Many investors are familiar with the old adage “Sell in May and go away.” The other parts of that story is the going away part usually ends in October while the time to return to stocks is usually November.
Investors that doubt the potency of the best and worst six-month periods in which to own stocks should consider the following data courtesy of S&P Capital IQ: Since 1945, the S&P 500 rose an average of 7% from October 31 through April 30. The average April 30 through October 31 gain was a mere 1.3%.
Investors should also note seasonal trends are not confined to U.S. equities. “This seasonal performance phenomenon has also been evident in the MSCI-EAFE and MSCI-Emerging Markets Indices since 1970 and 1988, respectively,” said S&P Capital IQ Chief Equity Strategist in a note.
Ideas for the globally-minded investor that wants to reap the benefits of seasonal trends include the low-cost iShares core ETFs include the iShares Core MSCI Emerging Markets ETF (IEMG) and the iShares Core MSCI EAFE ETF (IEFA), which have annual expense ratios of 0.18% and 0.14%, respectively.[More Upside Seen for Shares of BlackRock]
Noting the “ market’s performance in the November through April period beat its performance in the subsequent May through October period more than 70% of the time,” Stovall points out some winning sector ideas.
Rather than just lumping capital that was in bonds or on the sidelines in the May-October time period back into a broader market stock ETF, investors should take a more tactical approach that includes exposure to sector ETFs.
Specifically, consumer discretionary, industrial and materials ETFs. Think the Consumer Discretionary Select Sector SDPR (XLY) , the Vanguard Industrials ETF (VIS) and the Materials Select Sector SPDR (XLB).

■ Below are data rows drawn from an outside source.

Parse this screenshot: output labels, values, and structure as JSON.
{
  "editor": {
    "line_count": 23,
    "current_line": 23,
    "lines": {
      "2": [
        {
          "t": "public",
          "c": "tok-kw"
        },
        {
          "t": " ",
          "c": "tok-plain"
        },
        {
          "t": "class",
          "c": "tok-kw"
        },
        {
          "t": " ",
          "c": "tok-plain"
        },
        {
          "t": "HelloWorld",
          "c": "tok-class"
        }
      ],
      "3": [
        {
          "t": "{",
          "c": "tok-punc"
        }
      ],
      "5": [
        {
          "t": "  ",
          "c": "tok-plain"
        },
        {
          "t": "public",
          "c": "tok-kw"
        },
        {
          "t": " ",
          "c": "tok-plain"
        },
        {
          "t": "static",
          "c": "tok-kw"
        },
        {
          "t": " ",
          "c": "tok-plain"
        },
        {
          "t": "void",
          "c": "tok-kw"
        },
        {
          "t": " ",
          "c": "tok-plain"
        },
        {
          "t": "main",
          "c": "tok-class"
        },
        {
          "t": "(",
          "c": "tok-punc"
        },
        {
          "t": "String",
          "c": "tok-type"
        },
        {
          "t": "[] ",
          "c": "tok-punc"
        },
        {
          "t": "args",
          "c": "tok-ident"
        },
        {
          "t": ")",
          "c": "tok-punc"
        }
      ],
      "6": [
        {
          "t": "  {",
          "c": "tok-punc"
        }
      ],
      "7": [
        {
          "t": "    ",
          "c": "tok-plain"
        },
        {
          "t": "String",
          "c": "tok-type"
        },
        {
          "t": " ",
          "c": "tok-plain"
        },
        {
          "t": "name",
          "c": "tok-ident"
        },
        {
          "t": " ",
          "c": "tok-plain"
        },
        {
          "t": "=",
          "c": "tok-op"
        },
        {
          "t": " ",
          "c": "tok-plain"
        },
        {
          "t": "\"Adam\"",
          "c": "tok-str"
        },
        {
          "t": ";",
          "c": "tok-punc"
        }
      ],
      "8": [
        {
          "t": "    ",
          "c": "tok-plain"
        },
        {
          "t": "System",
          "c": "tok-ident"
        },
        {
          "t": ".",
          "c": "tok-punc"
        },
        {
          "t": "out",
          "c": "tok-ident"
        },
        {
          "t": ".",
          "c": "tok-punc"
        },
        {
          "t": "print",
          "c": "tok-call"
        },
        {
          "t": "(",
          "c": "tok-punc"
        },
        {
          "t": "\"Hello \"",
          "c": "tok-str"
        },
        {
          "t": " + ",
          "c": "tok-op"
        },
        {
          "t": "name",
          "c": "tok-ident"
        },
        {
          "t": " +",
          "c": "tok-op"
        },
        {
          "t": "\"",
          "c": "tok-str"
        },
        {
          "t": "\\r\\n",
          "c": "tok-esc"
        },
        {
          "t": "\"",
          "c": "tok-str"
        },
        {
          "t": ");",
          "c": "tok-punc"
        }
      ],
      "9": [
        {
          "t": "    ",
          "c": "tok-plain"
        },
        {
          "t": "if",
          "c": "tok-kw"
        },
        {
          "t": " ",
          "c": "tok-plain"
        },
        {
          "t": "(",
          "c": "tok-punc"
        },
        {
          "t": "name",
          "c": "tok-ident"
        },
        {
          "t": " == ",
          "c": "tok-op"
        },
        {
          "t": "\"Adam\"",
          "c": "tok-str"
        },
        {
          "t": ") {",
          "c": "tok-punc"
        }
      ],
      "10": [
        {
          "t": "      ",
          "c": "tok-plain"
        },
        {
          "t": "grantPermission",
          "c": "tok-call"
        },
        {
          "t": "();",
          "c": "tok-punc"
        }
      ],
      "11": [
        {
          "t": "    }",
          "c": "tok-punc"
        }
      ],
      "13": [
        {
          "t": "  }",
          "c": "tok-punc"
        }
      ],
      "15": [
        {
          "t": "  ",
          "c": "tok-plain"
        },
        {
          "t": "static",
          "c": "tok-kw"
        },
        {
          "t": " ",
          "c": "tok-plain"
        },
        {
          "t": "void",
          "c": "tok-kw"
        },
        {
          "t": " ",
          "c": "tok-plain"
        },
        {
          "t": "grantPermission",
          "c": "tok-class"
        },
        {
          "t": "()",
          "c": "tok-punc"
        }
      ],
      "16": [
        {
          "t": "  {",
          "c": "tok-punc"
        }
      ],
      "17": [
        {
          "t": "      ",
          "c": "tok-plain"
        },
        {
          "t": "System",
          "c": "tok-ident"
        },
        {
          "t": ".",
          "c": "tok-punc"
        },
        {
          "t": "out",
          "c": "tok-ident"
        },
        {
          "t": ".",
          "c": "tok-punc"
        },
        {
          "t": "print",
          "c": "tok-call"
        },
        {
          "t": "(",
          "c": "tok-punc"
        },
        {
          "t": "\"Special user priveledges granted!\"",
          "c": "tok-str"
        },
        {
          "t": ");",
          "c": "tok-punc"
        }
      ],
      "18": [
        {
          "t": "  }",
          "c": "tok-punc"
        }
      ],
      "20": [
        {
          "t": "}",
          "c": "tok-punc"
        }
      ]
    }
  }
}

“Rotating into the Consumer Discretionary, Industrials and Materials sectors from November through April, rather than back into the market, beat the S&P 500 by 640 basis points per year, and resulted in an even lower standard deviation of 13.7,” said Stovall. [Comparison of Major Sector ETFs]
And for those that want to be prepared for sell in May and go away next year, a couple of highly popular ETFs will help: The Consumer Staples Select SPDR (XLP) and the Health Care Select Sector SPDR (XLV).
“History shows that from May through October since 1990, the S&P 500 Consumer Staples and Health Care sectors rose by 4.6% and 4.7%, respectively, versus 1.4% for the S&P 500, beating the market during this six-month stretch at least 65% of the time,” according to Stovall.
Check out the chart below to see just how rewarding the semi-annual sector rotation strategy has been.
Chart courtesy: Sam Stovall, S&P Capital IQ